Major Policy Changes Could Move “X Date”
As previously stated, BPC’s “X Date” range does not incorporate unforeseen major economic shifts or fiscal policy changes. Specifically, three policy areas currently under debate in Congress could affect BPC’s projections.
Increased Disaster Spending. Elevated federal spending on disaster relief can accelerate “X Date” timing. In 2017, the United States and its territories were struck by three major hurricanes and severe wildfires. So far, Congress has appropriated tens of billions of dollars in supplemental disaster spending for the areas affected by these storms, but the funding to date has been described as only a “down payment.” Under any scenario, outlays from the federal government for emergency spending will continue to be elevated in the coming months, as the funds that have been allocated are spent. An additional disaster relief package, however, would increase those outlays further.
Fiscal Year 2018 Federal Appropriations. Policymakers are currently debating appropriations levels for FY 2018. If a deal is reached that increases defense and/or domestic discretionary spending significantly relative to prior years, this could move the “X Date” closer.
Tax Reform.
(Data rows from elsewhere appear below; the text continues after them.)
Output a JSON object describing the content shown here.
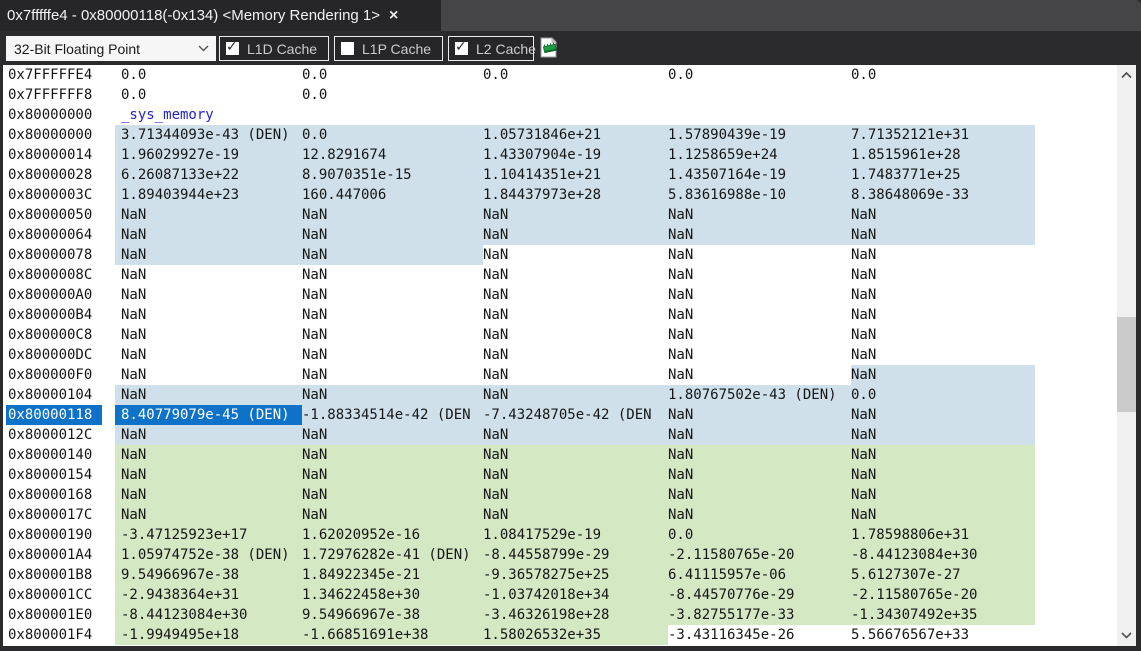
{
  "tab": {
    "title": "0x7fffffe4 - 0x80000118(-0x134) <Memory Rendering 1>",
    "close_glyph": "×"
  },
  "toolbar": {
    "format_select": {
      "value": "32-Bit Floating Point"
    },
    "checkboxes": [
      {
        "label": "L1D Cache",
        "checked": true
      },
      {
        "label": "L1P Cache",
        "checked": false
      },
      {
        "label": "L2 Cache",
        "checked": true
      }
    ],
    "check_glyph": "✓",
    "memory_save_icon": "chip-on-page"
  },
  "colors": {
    "selection_blue": "#0e72c8",
    "l1d_cache_highlight_blue": "#cfe0ea",
    "l2_cache_highlight_green": "#d5e8c4",
    "symbol_blue": "#2323cc"
  },
  "memory": {
    "columns_per_row": 5,
    "rows": [
      {
        "address": "0x7FFFFFE4",
        "values": [
          "0.0",
          "0.0",
          "0.0",
          "0.0",
          "0.0"
        ],
        "hl": [
          "w",
          "w",
          "w",
          "w",
          "w"
        ]
      },
      {
        "address": "0x7FFFFFF8",
        "values": [
          "0.0",
          "0.0",
          "",
          "",
          ""
        ],
        "hl": [
          "w",
          "w",
          "w",
          "w",
          "w"
        ]
      },
      {
        "address": "0x80000000",
        "label": "_sys_memory"
      },
      {
        "address": "0x80000000",
        "values": [
          "3.71344093e-43 (DEN)",
          "0.0",
          "1.05731846e+21",
          "1.57890439e-19",
          "7.71352121e+31"
        ],
        "hl": [
          "b",
          "b",
          "b",
          "b",
          "b"
        ]
      },
      {
        "address": "0x80000014",
        "values": [
          "1.96029927e-19",
          "12.8291674",
          "1.43307904e-19",
          "1.1258659e+24",
          "1.8515961e+28"
        ],
        "hl": [
          "b",
          "b",
          "b",
          "b",
          "b"
        ]
      },
      {
        "address": "0x80000028",
        "values": [
          "6.26087133e+22",
          "8.9070351e-15",
          "1.10414351e+21",
          "1.43507164e-19",
          "1.7483771e+25"
        ],
        "hl": [
          "b",
          "b",
          "b",
          "b",
          "b"
        ]
      },
      {
        "address": "0x8000003C",
        "values": [
          "1.89403944e+23",
          "160.447006",
          "1.84437973e+28",
          "5.83616988e-10",
          "8.38648069e-33"
        ],
        "hl": [
          "b",
          "b",
          "b",
          "b",
          "b"
        ]
      },
      {
        "address": "0x80000050",
        "values": [
          "NaN",
          "NaN",
          "NaN",
          "NaN",
          "NaN"
        ],
        "hl": [
          "b",
          "b",
          "b",
          "b",
          "b"
        ]
      },
      {
        "address": "0x80000064",
        "values": [
          "NaN",
          "NaN",
          "NaN",
          "NaN",
          "NaN"
        ],
        "hl": [
          "b",
          "b",
          "b",
          "b",
          "b"
        ]
      },
      {
        "address": "0x80000078",
        "values": [
          "NaN",
          "NaN",
          "NaN",
          "NaN",
          "NaN"
        ],
        "hl": [
          "b",
          "b",
          "w",
          "w",
          "w"
        ]
      },
      {
        "address": "0x8000008C",
        "values": [
          "NaN",
          "NaN",
          "NaN",
          "NaN",
          "NaN"
        ],
        "hl": [
          "w",
          "w",
          "w",
          "w",
          "w"
        ]
      },
      {
        "address": "0x800000A0",
        "values": [
          "NaN",
          "NaN",
          "NaN",
          "NaN",
          "NaN"
        ],
        "hl": [
          "w",
          "w",
          "w",
          "w",
          "w"
        ]
      },
      {
        "address": "0x800000B4",
        "values": [
          "NaN",
          "NaN",
          "NaN",
          "NaN",
          "NaN"
        ],
        "hl": [
          "w",
          "w",
          "w",
          "w",
          "w"
        ]
      },
      {
        "address": "0x800000C8",
        "values": [
          "NaN",
          "NaN",
          "NaN",
          "NaN",
          "NaN"
        ],
        "hl": [
          "w",
          "w",
          "w",
          "w",
          "w"
        ]
      },
      {
        "address": "0x800000DC",
        "values": [
          "NaN",
          "NaN",
          "NaN",
          "NaN",
          "NaN"
        ],
        "hl": [
          "w",
          "w",
          "w",
          "w",
          "w"
        ]
      },
      {
        "address": "0x800000F0",
        "values": [
          "NaN",
          "NaN",
          "NaN",
          "NaN",
          "NaN"
        ],
        "hl": [
          "w",
          "w",
          "w",
          "w",
          "b"
        ]
      },
      {
        "address": "0x80000104",
        "values": [
          "NaN",
          "NaN",
          "NaN",
          "1.80767502e-43 (DEN)",
          "0.0"
        ],
        "hl": [
          "b",
          "b",
          "b",
          "b",
          "b"
        ]
      },
      {
        "address": "0x80000118",
        "address_selected": true,
        "values": [
          "8.40779079e-45 (DEN)",
          "-1.88334514e-42 (DEN",
          "-7.43248705e-42 (DEN",
          "NaN",
          "NaN"
        ],
        "hl": [
          "s",
          "b",
          "b",
          "b",
          "b"
        ]
      },
      {
        "address": "0x8000012C",
        "values": [
          "NaN",
          "NaN",
          "NaN",
          "NaN",
          "NaN"
        ],
        "hl": [
          "b",
          "b",
          "b",
          "b",
          "b"
        ]
      },
      {
        "address": "0x80000140",
        "values": [
          "NaN",
          "NaN",
          "NaN",
          "NaN",
          "NaN"
        ],
        "hl": [
          "g",
          "g",
          "g",
          "g",
          "g"
        ]
      },
      {
        "address": "0x80000154",
        "values": [
          "NaN",
          "NaN",
          "NaN",
          "NaN",
          "NaN"
        ],
        "hl": [
          "g",
          "g",
          "g",
          "g",
          "g"
        ]
      },
      {
        "address": "0x80000168",
        "values": [
          "NaN",
          "NaN",
          "NaN",
          "NaN",
          "NaN"
        ],
        "hl": [
          "g",
          "g",
          "g",
          "g",
          "g"
        ]
      },
      {
        "address": "0x8000017C",
        "values": [
          "NaN",
          "NaN",
          "NaN",
          "NaN",
          "NaN"
        ],
        "hl": [
          "g",
          "g",
          "g",
          "g",
          "g"
        ]
      },
      {
        "address": "0x80000190",
        "values": [
          "-3.47125923e+17",
          "1.62020952e-16",
          "1.08417529e-19",
          "0.0",
          "1.78598806e+31"
        ],
        "hl": [
          "g",
          "g",
          "g",
          "g",
          "g"
        ]
      },
      {
        "address": "0x800001A4",
        "values": [
          "1.05974752e-38 (DEN)",
          "1.72976282e-41 (DEN)",
          "-8.44558799e-29",
          "-2.11580765e-20",
          "-8.44123084e+30"
        ],
        "hl": [
          "g",
          "g",
          "g",
          "g",
          "g"
        ]
      },
      {
        "address": "0x800001B8",
        "values": [
          "9.54966967e-38",
          "1.84922345e-21",
          "-9.36578275e+25",
          "6.41115957e-06",
          "5.6127307e-27"
        ],
        "hl": [
          "g",
          "g",
          "g",
          "g",
          "g"
        ]
      },
      {
        "address": "0x800001CC",
        "values": [
          "-2.9438364e+31",
          "1.34622458e+30",
          "-1.03742018e+34",
          "-8.44570776e-29",
          "-2.11580765e-20"
        ],
        "hl": [
          "g",
          "g",
          "g",
          "g",
          "g"
        ]
      },
      {
        "address": "0x800001E0",
        "values": [
          "-8.44123084e+30",
          "9.54966967e-38",
          "-3.46326198e+28",
          "-3.82755177e-33",
          "-1.34307492e+35"
        ],
        "hl": [
          "g",
          "g",
          "g",
          "g",
          "g"
        ]
      },
      {
        "address": "0x800001F4",
        "values": [
          "-1.9949495e+18",
          "-1.66851691e+38",
          "1.58026532e+35",
          "-3.43116345e-26",
          "5.56676567e+33"
        ],
        "hl": [
          "g",
          "g",
          "g",
          "w",
          "w"
        ]
      }
    ]
  }
}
The Joint Committee on Taxation’s cost scores, both traditional and dynamic, of the latest tax reform packages being debated in the House and Senate indicate that the bills would reduce revenues in Fiscal Year 2018 (which runs from Oct. 1, 2017 to Sept. 30, 2018). If a tax reform bill becomes law, it could affect BPC’s projections as individuals and corporations modify (primarily reduce) their tax withholdings, lowering federal revenues in the months following enactment. Financial analysts have also projected that tax reform could cause a one-time payment from the Treasury Department of approximately $10 billion to $20 billion to Fannie Mae and Freddie Mac.
Any one of these changes alone would likely be insufficient to warrant an adjustment to BPC’s “X Date” range, but a combination of them or an accompanying shift in economic circumstances could alter the landscape. BPC will continue to monitor these and other issues that could affect the debt limit “X Date” and publish updates as warranted.
Additional Debt Limit Resources
- Debt Limit 101
- Extraordinary Measures, Simplified
- Debt Limit Myths and Facts
- History of the Debt Limit
*UPDATE: This blog originally stated that the debt limit would return at “approximately $20.6 trillion.” That figure should have read “approximately $20.4 trillion.”
Also, this blog originally stated Treasury will have an additional $23 billion of cash-on-hand available on December 8. This figure has been corrected to roughly $50 billion. At this time, the adjustment is not significant enough to affect BPC’s “X Date” projection.